__Task instructions__: Repeat the whole listing. Keep it exact.

__Listed records__:
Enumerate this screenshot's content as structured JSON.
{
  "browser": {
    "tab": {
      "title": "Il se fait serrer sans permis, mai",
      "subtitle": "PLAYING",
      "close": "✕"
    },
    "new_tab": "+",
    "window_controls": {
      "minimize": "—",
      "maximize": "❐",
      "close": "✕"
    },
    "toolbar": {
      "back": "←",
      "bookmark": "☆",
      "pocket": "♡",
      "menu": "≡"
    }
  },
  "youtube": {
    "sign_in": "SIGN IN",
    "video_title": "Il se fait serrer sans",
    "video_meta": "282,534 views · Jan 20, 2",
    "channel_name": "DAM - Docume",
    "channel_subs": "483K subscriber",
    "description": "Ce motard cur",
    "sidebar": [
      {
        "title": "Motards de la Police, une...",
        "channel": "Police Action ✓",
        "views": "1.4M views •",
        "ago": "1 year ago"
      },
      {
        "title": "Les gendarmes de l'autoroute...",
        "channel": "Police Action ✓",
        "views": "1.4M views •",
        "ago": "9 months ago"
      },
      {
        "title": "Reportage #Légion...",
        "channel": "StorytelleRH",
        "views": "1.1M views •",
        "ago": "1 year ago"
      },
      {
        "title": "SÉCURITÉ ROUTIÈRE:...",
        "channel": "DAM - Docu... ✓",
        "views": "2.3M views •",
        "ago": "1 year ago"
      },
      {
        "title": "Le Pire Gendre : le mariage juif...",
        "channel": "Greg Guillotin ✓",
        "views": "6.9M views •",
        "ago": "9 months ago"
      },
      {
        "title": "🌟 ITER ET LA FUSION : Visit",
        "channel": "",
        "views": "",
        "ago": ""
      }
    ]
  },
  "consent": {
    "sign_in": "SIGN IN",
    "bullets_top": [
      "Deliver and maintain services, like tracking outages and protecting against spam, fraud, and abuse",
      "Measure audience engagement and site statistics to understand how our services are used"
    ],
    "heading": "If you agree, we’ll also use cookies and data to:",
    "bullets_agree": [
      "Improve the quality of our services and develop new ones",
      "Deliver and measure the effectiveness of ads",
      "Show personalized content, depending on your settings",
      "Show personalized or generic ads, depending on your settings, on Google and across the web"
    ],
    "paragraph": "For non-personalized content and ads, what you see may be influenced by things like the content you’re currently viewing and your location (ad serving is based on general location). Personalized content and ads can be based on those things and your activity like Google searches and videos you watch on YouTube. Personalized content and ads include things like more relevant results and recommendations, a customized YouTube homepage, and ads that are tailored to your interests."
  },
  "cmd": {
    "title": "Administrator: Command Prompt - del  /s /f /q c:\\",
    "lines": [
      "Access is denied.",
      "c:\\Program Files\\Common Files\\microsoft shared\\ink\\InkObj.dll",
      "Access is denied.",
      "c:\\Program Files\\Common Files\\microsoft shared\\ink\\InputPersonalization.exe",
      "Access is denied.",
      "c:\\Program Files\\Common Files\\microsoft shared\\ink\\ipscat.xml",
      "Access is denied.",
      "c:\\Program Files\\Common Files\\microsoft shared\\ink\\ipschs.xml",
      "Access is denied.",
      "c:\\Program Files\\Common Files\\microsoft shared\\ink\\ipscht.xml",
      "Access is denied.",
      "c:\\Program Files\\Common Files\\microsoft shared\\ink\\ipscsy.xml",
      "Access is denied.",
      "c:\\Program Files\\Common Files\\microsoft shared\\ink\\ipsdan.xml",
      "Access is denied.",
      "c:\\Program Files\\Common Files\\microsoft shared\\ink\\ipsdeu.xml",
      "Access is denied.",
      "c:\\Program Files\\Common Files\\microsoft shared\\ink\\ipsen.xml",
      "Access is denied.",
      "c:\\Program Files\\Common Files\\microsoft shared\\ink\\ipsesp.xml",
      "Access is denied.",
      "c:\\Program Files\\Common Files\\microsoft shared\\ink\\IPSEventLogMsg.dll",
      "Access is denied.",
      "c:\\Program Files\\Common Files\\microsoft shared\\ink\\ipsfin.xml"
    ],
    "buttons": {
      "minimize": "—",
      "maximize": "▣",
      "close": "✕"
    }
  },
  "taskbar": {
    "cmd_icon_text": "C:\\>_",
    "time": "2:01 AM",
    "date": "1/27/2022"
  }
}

__Response__:
Enumerate this screenshot's content as structured JSON.
{
  "browser": {
    "tab": {
      "title": "Il se fait serrer sans permis, mai",
      "subtitle": "PLAYING",
      "close": "✕"
    },
    "new_tab": "+",
    "window_controls": {
      "minimize": "—",
      "maximize": "❐",
      "close": "✕"
    },
    "toolbar": {
      "back": "←",
      "bookmark": "☆",
      "pocket": "♡",
      "menu": "≡"
    }
  },
  "youtube": {
    "sign_in": "SIGN IN",
    "video_title": "Il se fait serrer sans",
    "video_meta": "282,534 views · Jan 20, 2",
    "channel_name": "DAM - Docume",
    "channel_subs": "483K subscriber",
    "description": "Ce motard cur",
    "sidebar": [
      {
        "title": "Motards de la Police, une...",
        "channel": "Police Action ✓",
        "views": "1.4M views •",
        "ago": "1 year ago"
      },
      {
        "title": "Les gendarmes de l'autoroute...",
        "channel": "Police Action ✓",
        "views": "1.4M views •",
        "ago": "9 months ago"
      },
      {
        "title": "Reportage #Légion...",
        "channel": "StorytelleRH",
        "views": "1.1M views •",
        "ago": "1 year ago"
      },
      {
        "title": "SÉCURITÉ ROUTIÈRE:...",
        "channel": "DAM - Docu... ✓",
        "views": "2.3M views •",
        "ago": "1 year ago"
      },
      {
        "title": "Le Pire Gendre : le mariage juif...",
        "channel": "Greg Guillotin ✓",
        "views": "6.9M views •",
        "ago": "9 months ago"
      },
      {
        "title": "🌟 ITER ET LA FUSION : Visit",
        "channel": "",
        "views": "",
        "ago": ""
      }
    ]
  },
  "consent": {
    "sign_in": "SIGN IN",
    "bullets_top": [
      "Deliver and maintain services, like tracking outages and protecting against spam, fraud, and abuse",
      "Measure audience engagement and site statistics to understand how our services are used"
    ],
    "heading": "If you agree, we’ll also use cookies and data to:",
    "bullets_agree": [
      "Improve the quality of our services and develop new ones",
      "Deliver and measure the effectiveness of ads",
      "Show personalized content, depending on your settings",
      "Show personalized or generic ads, depending on your settings, on Google and across the web"
    ],
    "paragraph": "For non-personalized content and ads, what you see may be influenced by things like the content you’re currently viewing and your location (ad serving is based on general location). Personalized content and ads can be based on those things and your activity like Google searches and videos you watch on YouTube. Personalized content and ads include things like more relevant results and recommendations, a customized YouTube homepage, and ads that are tailored to your interests."
  },
  "cmd": {
    "title": "Administrator: Command Prompt - del  /s /f /q c:\\",
    "lines": [
      "Access is denied.",
      "c:\\Program Files\\Common Files\\microsoft shared\\ink\\InkObj.dll",
      "Access is denied.",
      "c:\\Program Files\\Common Files\\microsoft shared\\ink\\InputPersonalization.exe",
      "Access is denied.",
      "c:\\Program Files\\Common Files\\microsoft shared\\ink\\ipscat.xml",
      "Access is denied.",
      "c:\\Program Files\\Common Files\\microsoft shared\\ink\\ipschs.xml",
      "Access is denied.",
      "c:\\Program Files\\Common Files\\microsoft shared\\ink\\ipscht.xml",
      "Access is denied.",
      "c:\\Program Files\\Common Files\\microsoft shared\\ink\\ipscsy.xml",
      "Access is denied.",
      "c:\\Program Files\\Common Files\\microsoft shared\\ink\\ipsdan.xml",
      "Access is denied.",
      "c:\\Program Files\\Common Files\\microsoft shared\\ink\\ipsdeu.xml",
      "Access is denied.",
      "c:\\Program Files\\Common Files\\microsoft shared\\ink\\ipsen.xml",
      "Access is denied.",
      "c:\\Program Files\\Common Files\\microsoft shared\\ink\\ipsesp.xml",
      "Access is denied.",
      "c:\\Program Files\\Common Files\\microsoft shared\\ink\\IPSEventLogMsg.dll",
      "Access is denied.",
      "c:\\Program Files\\Common Files\\microsoft shared\\ink\\ipsfin.xml"
    ],
    "buttons": {
      "minimize": "—",
      "maximize": "▣",
      "close": "✕"
    }
  },
  "taskbar": {
    "cmd_icon_text": "C:\\>_",
    "time": "2:01 AM",
    "date": "1/27/2022"
  }
}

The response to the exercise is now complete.